__Task requirements__
Could you please return each line of the data that has the word "text"?

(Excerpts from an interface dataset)
- Opening Delimiter -
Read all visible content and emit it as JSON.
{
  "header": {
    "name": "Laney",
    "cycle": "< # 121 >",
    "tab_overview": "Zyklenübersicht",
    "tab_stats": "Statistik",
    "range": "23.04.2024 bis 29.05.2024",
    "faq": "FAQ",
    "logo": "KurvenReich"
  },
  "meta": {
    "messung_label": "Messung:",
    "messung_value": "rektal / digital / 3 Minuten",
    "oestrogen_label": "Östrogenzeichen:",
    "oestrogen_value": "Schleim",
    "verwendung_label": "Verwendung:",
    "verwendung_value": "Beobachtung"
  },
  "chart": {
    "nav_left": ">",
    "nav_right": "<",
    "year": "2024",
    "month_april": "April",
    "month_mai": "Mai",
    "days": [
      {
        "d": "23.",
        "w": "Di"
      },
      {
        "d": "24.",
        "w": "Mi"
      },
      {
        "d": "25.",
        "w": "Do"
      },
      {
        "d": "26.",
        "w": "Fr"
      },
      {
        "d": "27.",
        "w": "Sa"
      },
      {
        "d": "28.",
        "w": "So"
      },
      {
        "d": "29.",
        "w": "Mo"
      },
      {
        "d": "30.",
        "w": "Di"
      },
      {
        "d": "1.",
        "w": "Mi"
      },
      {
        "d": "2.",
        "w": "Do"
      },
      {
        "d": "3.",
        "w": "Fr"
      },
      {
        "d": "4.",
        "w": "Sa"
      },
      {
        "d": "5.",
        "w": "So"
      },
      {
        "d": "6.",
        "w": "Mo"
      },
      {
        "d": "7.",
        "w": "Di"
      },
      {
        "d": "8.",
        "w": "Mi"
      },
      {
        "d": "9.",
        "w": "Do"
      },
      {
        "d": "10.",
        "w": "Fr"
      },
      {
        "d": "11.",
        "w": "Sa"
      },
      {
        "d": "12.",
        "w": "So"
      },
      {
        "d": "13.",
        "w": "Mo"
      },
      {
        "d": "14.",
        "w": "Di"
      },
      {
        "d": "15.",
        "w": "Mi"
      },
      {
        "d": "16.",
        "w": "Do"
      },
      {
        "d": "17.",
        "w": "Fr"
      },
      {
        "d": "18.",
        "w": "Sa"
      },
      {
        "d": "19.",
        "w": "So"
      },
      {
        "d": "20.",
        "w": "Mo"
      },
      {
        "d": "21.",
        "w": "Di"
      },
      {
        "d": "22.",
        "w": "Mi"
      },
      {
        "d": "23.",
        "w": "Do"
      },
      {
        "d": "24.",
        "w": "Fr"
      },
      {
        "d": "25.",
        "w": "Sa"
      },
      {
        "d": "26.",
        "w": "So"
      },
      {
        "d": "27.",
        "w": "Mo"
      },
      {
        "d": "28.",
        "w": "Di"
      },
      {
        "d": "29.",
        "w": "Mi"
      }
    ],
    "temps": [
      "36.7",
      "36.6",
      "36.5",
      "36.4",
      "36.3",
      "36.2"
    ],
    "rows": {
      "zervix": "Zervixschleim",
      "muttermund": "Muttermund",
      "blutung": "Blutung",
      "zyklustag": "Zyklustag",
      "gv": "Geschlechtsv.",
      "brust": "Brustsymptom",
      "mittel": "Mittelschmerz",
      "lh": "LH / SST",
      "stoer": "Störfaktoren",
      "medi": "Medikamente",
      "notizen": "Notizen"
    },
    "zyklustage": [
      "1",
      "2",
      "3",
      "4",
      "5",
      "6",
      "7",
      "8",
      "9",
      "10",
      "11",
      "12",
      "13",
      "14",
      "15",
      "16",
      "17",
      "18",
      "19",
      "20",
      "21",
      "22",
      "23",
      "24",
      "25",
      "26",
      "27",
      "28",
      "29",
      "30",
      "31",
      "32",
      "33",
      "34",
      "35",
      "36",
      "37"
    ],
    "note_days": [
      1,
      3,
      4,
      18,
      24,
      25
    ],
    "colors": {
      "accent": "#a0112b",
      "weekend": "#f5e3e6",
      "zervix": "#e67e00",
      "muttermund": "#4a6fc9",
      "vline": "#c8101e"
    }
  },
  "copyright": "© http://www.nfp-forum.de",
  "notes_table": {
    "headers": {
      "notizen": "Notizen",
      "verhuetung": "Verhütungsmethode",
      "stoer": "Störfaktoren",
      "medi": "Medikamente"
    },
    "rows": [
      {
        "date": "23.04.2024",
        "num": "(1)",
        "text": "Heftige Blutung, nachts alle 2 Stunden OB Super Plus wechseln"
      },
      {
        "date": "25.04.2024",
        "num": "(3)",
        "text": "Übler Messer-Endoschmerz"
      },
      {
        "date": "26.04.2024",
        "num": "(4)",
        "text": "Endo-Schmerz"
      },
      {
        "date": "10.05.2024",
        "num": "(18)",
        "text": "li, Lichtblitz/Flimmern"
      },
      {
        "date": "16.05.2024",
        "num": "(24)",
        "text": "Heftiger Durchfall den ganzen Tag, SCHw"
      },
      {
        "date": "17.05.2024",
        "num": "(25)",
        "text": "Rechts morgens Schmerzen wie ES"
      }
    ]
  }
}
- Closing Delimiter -
__Answer section__
        "text": "Heftige Blutung, nachts alle 2 Stunden OB Super Plus wechseln"
        "text": "Übler Messer-Endoschmerz"
        "text": "Endo-Schmerz"
        "text": "li, Lichtblitz/Flimmern"
        "text": "Heftiger Durchfall den ganzen Tag, SCHw"
        "text": "Rechts morgens Schmerzen wie ES"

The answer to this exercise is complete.